§ **DATA EXTRACT**:
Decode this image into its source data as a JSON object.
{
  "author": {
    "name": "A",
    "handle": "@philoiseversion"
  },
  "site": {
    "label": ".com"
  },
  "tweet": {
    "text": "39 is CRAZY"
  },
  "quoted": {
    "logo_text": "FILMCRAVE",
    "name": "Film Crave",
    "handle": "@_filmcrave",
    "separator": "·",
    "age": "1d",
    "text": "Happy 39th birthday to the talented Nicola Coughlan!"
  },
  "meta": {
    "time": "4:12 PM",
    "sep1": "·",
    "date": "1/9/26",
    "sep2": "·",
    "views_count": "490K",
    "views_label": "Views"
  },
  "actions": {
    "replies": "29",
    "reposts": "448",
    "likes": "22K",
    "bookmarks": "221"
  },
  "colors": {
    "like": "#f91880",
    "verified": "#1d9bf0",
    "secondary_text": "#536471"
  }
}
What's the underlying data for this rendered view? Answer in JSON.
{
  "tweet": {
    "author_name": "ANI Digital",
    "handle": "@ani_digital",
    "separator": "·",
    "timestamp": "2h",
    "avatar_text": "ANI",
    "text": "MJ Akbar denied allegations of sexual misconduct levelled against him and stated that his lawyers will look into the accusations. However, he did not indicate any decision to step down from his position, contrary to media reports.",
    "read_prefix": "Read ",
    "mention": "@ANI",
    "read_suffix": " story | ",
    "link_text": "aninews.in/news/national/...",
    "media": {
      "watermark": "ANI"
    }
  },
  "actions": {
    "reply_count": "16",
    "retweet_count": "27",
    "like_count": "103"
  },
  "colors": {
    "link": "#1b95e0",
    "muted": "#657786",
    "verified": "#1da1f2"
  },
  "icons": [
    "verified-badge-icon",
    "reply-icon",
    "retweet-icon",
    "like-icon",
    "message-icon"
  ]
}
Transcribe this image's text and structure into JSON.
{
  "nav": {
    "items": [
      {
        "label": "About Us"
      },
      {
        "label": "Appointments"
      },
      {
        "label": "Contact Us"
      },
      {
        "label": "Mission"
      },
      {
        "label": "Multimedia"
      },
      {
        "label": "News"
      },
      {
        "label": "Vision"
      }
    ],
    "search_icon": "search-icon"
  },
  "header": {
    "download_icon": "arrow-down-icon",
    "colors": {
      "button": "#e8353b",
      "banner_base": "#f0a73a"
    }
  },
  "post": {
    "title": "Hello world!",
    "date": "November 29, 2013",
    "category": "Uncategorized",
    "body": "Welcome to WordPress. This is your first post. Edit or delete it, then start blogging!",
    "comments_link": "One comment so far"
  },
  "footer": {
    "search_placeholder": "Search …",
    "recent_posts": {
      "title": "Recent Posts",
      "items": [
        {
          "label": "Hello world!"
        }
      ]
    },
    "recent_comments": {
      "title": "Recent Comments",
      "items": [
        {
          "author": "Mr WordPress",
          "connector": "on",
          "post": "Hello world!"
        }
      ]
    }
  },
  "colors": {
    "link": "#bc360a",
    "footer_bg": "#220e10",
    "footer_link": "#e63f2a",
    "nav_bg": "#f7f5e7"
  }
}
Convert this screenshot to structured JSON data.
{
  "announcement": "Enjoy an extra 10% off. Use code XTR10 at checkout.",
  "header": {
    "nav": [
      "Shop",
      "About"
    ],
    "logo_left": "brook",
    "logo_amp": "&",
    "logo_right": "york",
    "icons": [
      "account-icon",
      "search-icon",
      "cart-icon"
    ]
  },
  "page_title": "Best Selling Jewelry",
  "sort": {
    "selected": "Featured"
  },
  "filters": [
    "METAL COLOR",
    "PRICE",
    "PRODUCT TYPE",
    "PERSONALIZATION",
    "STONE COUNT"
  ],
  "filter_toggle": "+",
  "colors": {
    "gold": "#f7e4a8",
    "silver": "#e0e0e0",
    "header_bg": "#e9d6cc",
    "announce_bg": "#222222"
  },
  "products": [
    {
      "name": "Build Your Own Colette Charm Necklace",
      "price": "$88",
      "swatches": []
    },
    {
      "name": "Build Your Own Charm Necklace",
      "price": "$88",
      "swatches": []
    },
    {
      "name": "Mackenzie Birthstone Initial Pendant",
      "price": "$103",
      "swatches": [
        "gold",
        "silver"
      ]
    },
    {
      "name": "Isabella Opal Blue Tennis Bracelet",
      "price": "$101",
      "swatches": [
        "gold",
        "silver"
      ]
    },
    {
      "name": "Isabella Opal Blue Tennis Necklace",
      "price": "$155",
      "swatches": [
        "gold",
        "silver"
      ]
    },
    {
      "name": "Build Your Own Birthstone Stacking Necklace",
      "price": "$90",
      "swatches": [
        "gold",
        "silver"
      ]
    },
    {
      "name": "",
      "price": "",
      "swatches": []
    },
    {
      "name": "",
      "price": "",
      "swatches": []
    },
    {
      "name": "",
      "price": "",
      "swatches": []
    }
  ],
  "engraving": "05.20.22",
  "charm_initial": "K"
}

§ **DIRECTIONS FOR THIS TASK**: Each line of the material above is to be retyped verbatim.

§ **SOLUTION FOR THIS TASK**:
Decode this image into its source data as a JSON object.
{
  "author": {
    "name": "A",
    "handle": "@philoiseversion"
  },
  "site": {
    "label": ".com"
  },
  "tweet": {
    "text": "39 is CRAZY"
  },
  "quoted": {
    "logo_text": "FILMCRAVE",
    "name": "Film Crave",
    "handle": "@_filmcrave",
    "separator": "·",
    "age": "1d",
    "text": "Happy 39th birthday to the talented Nicola Coughlan!"
  },
  "meta": {
    "time": "4:12 PM",
    "sep1": "·",
    "date": "1/9/26",
    "sep2": "·",
    "views_count": "490K",
    "views_label": "Views"
  },
  "actions": {
    "replies": "29",
    "reposts": "448",
    "likes": "22K",
    "bookmarks": "221"
  },
  "colors": {
    "like": "#f91880",
    "verified": "#1d9bf0",
    "secondary_text": "#536471"
  }
}
What's the underlying data for this rendered view? Answer in JSON.
{
  "tweet": {
    "author_name": "ANI Digital",
    "handle": "@ani_digital",
    "separator": "·",
    "timestamp": "2h",
    "avatar_text": "ANI",
    "text": "MJ Akbar denied allegations of sexual misconduct levelled against him and stated that his lawyers will look into the accusations. However, he did not indicate any decision to step down from his position, contrary to media reports.",
    "read_prefix": "Read ",
    "mention": "@ANI",
    "read_suffix": " story | ",
    "link_text": "aninews.in/news/national/...",
    "media": {
      "watermark": "ANI"
    }
  },
  "actions": {
    "reply_count": "16",
    "retweet_count": "27",
    "like_count": "103"
  },
  "colors": {
    "link": "#1b95e0",
    "muted": "#657786",
    "verified": "#1da1f2"
  },
  "icons": [
    "verified-badge-icon",
    "reply-icon",
    "retweet-icon",
    "like-icon",
    "message-icon"
  ]
}
Transcribe this image's text and structure into JSON.
{
  "nav": {
    "items": [
      {
        "label": "About Us"
      },
      {
        "label": "Appointments"
      },
      {
        "label": "Contact Us"
      },
      {
        "label": "Mission"
      },
      {
        "label": "Multimedia"
      },
      {
        "label": "News"
      },
      {
        "label": "Vision"
      }
    ],
    "search_icon": "search-icon"
  },
  "header": {
    "download_icon": "arrow-down-icon",
    "colors": {
      "button": "#e8353b",
      "banner_base": "#f0a73a"
    }
  },
  "post": {
    "title": "Hello world!",
    "date": "November 29, 2013",
    "category": "Uncategorized",
    "body": "Welcome to WordPress. This is your first post. Edit or delete it, then start blogging!",
    "comments_link": "One comment so far"
  },
  "footer": {
    "search_placeholder": "Search …",
    "recent_posts": {
      "title": "Recent Posts",
      "items": [
        {
          "label": "Hello world!"
        }
      ]
    },
    "recent_comments": {
      "title": "Recent Comments",
      "items": [
        {
          "author": "Mr WordPress",
          "connector": "on",
          "post": "Hello world!"
        }
      ]
    }
  },
  "colors": {
    "link": "#bc360a",
    "footer_bg": "#220e10",
    "footer_link": "#e63f2a",
    "nav_bg": "#f7f5e7"
  }
}
Convert this screenshot to structured JSON data.
{
  "announcement": "Enjoy an extra 10% off. Use code XTR10 at checkout.",
  "header": {
    "nav": [
      "Shop",
      "About"
    ],
    "logo_left": "brook",
    "logo_amp": "&",
    "logo_right": "york",
    "icons": [
      "account-icon",
      "search-icon",
      "cart-icon"
    ]
  },
  "page_title": "Best Selling Jewelry",
  "sort": {
    "selected": "Featured"
  },
  "filters": [
    "METAL COLOR",
    "PRICE",
    "PRODUCT TYPE",
    "PERSONALIZATION",
    "STONE COUNT"
  ],
  "filter_toggle": "+",
  "colors": {
    "gold": "#f7e4a8",
    "silver": "#e0e0e0",
    "header_bg": "#e9d6cc",
    "announce_bg": "#222222"
  },
  "products": [
    {
      "name": "Build Your Own Colette Charm Necklace",
      "price": "$88",
      "swatches": []
    },
    {
      "name": "Build Your Own Charm Necklace",
      "price": "$88",
      "swatches": []
    },
    {
      "name": "Mackenzie Birthstone Initial Pendant",
      "price": "$103",
      "swatches": [
        "gold",
        "silver"
      ]
    },
    {
      "name": "Isabella Opal Blue Tennis Bracelet",
      "price": "$101",
      "swatches": [
        "gold",
        "silver"
      ]
    },
    {
      "name": "Isabella Opal Blue Tennis Necklace",
      "price": "$155",
      "swatches": [
        "gold",
        "silver"
      ]
    },
    {
      "name": "Build Your Own Birthstone Stacking Necklace",
      "price": "$90",
      "swatches": [
        "gold",
        "silver"
      ]
    },
    {
      "name": "",
      "price": "",
      "swatches": []
    },
    {
      "name": "",
      "price": "",
      "swatches": []
    },
    {
      "name": "",
      "price": "",
      "swatches": []
    }
  ],
  "engraving": "05.20.22",
  "charm_initial": "K"
}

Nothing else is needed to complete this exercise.